- Aioli: Condiment Of The Gods. I know, I know, I travel across what is touted as one of the most amazing countries on earth and garlic mayonnaise ends up on my top five list. This is why travel is unique to each person who embarks on it. But aioli gave me new love for hamburgers and chips as it was often served in place of ketchup and no meal out on the town was complete without it. I just don’t understand why this isn’t more popular in America. Disgusting, fatty, and so so delicious. It should be huge here. I mean, I know that the US does have it…but it’s all fancy and weird…aioli down there is just so simple and amazing. *sigh*
- Kea: I was watching a documentary about the Milford Sound in NZ about a year before I actually went and kea, the world’s only alpine parrot, were mentioned in it. They’re apparently one of the most intelligent birds, and their intelligence translates into intense curiosity, so they are not shy to approach people and their belongings. When we stayed at a hostel in Milford Sound, we lucked out as a whole colony of kea parrots seemed to live right next to it and several in particular amused a group of us for a while. Seeing them in person was very fulfilling and a fantastic photo op!
For half my trip, I traveled alone. This was as I journeyed through the North Island, and I mostly enjoyed it, as solitude is something I deeply treasure, and it was punctuated by delightful random meetings of people from around the world. But once I got to the South Island, I met up with Couchsurfer from England named Jim. I had exchanged messages with him before my trip on couchsurfing.org, where there are various forums for people travelling through the country that allow them to try to connect with one another on the road. Jim’s timing was similar to mine and we both had a certain excitement for seeing penguins on the South Island. So we had agreed to meet up along the way for an epic penguin quest.
But as it turned out, we ended up meeting a lot sooner, in Nelson, a northern city on the South Island. And from there, we traveled together for the next 17 days- the rest of my trip- and were around each other almost 24/7. That kind of exposure to someone else on the road is something that most people, myself included, would be hesitant to have with a lot of close friends and family members, let alone a complete stranger. But amazingly, it worked out really well and Jim and I hit it off. We didn’t kill each other or anything! And another great advantage is that we rented a car together…which honestly is the absolute best way to see New Zealand. The extra money spent on the car is absolutely worth it for the enriched experience you’ll have compared to traveling by bus.

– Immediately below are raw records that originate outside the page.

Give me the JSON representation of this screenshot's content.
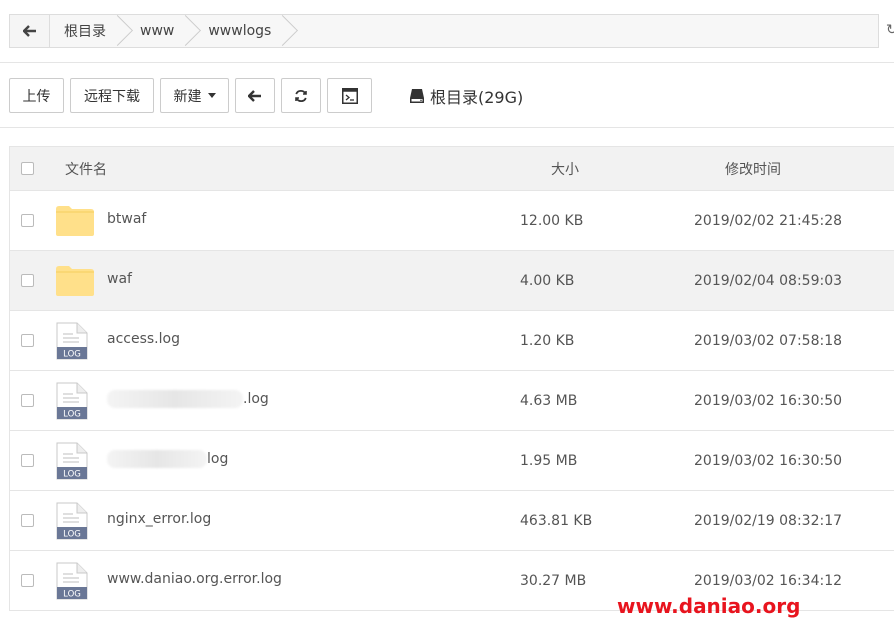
{
  "breadcrumb": {
    "items": [
      "根目录",
      "www",
      "wwwlogs"
    ]
  },
  "toolbar": {
    "upload": "上传",
    "remote_download": "远程下载",
    "new": "新建",
    "disk_label": "根目录(29G)"
  },
  "table": {
    "headers": {
      "name": "文件名",
      "size": "大小",
      "modified": "修改时间"
    },
    "rows": [
      {
        "type": "folder",
        "name": "btwaf",
        "size": "12.00 KB",
        "modified": "2019/02/02 21:45:28"
      },
      {
        "type": "folder",
        "name": "waf",
        "size": "4.00 KB",
        "modified": "2019/02/04 08:59:03"
      },
      {
        "type": "log",
        "name": "access.log",
        "size": "1.20 KB",
        "modified": "2019/03/02 07:58:18"
      },
      {
        "type": "log",
        "name": ".log",
        "size": "4.63 MB",
        "modified": "2019/03/02 16:30:50"
      },
      {
        "type": "log",
        "name": "log",
        "size": "1.95 MB",
        "modified": "2019/03/02 16:30:50"
      },
      {
        "type": "log",
        "name": "nginx_error.log",
        "size": "463.81 KB",
        "modified": "2019/02/19 08:32:17"
      },
      {
        "type": "log",
        "name": "www.daniao.org.error.log",
        "size": "30.27 MB",
        "modified": "2019/03/02 16:34:12"
      }
    ],
    "log_badge": "LOG"
  },
  "watermark": "www.daniao.org",
  "colors": {
    "folder": "#ffe08a",
    "log_badge": "#6a7796",
    "watermark": "#e8141e"
  }
}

I feel incredibly lucky to have found a travel partner that meshed well with my travel style. Would I recommend always looking for a potential long-term travel companion on the internet? Not necessarily….it definitely could have been a disaster. But Couchsurfing.orgis such a fantastic resource for not just finding a place to stay, but finding people to meet along the way and enriching your trip with global (and local) company. I have rarely been disappointed by the people I’ve met from CS…they always tend to be the most friendly, open-minded, and interestingly unique people. So the next time you travel, keep couchsurfing in mind and you’ll always have a friend where ever you go.